Critical Tactics in Participatory Art
Participatory art (also called socially engaged art or community-based art) uses artistic tactics to work towards the creation of participation within a community. As a theatre practitioner and researcher, I have worked with prison theatre projects, both in prison and especially outside with formally incarcerated people on probation and/or in post-release. This experience made me question the critical role that we—artists, artist educators, and workshop facilitators—play when embarking on these journeys. How do we position ourselves in the group work? How does the dynamic between us and them function? Does this binary division actually exist? And how do we evaluate our work in terms of benefits for the specific group of people we engage with? By reflecting on my personal artistic and research experience in Italy, I highlight some criticalities of participatory art and suggest some practice-based reflections on the possibility of contributing to building empowering tools through the use of critical tactics. Critical because they incorporate the needs and specificities of the accompanying artistic tasks; yet, at the same time, daring to question and problematise the very field in which they operate. In doing so, critical tactics can represent a radical perspective on participatory art, fostering the encompassing of theories, reflections, and experiences that do not come directly from the field of art but can enrich it nonetheless. I refer to these tactics as the three A’s: accessibility, to look into how we can make participatory art projects accessible and open to everyone; agency, to highlight the need for ownership from the participants’ point-of-view; and articulation, to insist on the need for co-creation to avoid falling into the trap of representation.

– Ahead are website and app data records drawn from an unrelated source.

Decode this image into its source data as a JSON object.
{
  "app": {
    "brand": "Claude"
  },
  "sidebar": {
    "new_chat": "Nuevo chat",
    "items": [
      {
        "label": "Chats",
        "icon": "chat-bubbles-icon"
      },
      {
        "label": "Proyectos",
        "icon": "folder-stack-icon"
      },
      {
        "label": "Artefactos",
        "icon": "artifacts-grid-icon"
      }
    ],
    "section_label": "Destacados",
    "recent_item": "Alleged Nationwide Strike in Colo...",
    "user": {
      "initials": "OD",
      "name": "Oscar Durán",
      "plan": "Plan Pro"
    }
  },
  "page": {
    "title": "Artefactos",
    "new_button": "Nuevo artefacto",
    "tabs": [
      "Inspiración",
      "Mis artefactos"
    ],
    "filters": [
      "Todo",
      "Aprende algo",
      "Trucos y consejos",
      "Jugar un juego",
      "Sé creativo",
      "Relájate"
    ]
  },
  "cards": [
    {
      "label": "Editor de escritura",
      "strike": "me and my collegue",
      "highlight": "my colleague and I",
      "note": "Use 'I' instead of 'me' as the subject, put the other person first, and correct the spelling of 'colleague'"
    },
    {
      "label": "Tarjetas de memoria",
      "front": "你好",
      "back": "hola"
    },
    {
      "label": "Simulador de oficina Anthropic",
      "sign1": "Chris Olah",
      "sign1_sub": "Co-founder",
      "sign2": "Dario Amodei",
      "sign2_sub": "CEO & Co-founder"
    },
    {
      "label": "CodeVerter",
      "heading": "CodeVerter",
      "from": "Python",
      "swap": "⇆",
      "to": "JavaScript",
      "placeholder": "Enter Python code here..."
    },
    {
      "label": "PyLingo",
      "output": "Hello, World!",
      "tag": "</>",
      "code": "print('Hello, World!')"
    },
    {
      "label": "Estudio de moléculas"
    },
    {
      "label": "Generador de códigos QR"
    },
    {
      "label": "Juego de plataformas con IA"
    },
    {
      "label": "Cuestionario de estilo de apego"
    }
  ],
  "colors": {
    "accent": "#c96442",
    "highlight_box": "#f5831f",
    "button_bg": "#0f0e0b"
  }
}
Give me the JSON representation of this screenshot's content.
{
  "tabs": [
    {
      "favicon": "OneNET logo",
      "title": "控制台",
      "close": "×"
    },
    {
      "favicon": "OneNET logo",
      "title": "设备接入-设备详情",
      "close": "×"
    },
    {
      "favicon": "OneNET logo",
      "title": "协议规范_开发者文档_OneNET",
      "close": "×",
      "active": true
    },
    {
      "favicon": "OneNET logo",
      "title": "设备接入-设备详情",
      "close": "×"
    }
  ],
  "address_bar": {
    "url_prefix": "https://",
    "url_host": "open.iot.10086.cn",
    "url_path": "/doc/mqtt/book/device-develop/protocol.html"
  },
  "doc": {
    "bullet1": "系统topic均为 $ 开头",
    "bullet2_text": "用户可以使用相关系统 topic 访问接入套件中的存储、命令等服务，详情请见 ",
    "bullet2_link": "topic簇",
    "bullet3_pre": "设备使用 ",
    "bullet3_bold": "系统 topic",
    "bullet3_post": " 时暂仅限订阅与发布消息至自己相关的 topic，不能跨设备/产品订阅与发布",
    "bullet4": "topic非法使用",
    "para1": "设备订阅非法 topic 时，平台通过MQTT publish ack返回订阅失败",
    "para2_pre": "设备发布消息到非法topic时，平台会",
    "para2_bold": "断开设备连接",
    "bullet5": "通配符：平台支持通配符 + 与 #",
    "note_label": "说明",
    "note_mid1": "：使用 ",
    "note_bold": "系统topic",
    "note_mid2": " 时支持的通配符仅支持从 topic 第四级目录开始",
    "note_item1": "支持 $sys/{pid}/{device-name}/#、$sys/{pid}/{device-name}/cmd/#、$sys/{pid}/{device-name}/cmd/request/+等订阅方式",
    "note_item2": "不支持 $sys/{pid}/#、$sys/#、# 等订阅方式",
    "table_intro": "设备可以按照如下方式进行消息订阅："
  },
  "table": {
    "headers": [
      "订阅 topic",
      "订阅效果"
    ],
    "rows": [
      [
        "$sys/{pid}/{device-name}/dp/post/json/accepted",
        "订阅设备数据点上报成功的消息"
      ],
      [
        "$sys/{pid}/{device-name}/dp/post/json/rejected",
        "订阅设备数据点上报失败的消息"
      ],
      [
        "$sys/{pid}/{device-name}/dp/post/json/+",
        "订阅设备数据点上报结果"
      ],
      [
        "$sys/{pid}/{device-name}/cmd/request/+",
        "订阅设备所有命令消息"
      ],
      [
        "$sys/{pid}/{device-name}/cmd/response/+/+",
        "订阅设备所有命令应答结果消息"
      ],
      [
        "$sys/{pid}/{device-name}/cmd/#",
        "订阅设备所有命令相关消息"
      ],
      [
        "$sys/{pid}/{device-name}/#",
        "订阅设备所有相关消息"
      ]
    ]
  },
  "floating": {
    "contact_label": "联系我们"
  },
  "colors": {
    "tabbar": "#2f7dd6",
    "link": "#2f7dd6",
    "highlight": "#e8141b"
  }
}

Keywords: Participatory art; critical tactics; artist educator; prison theatre; accessibility; agency; articulation.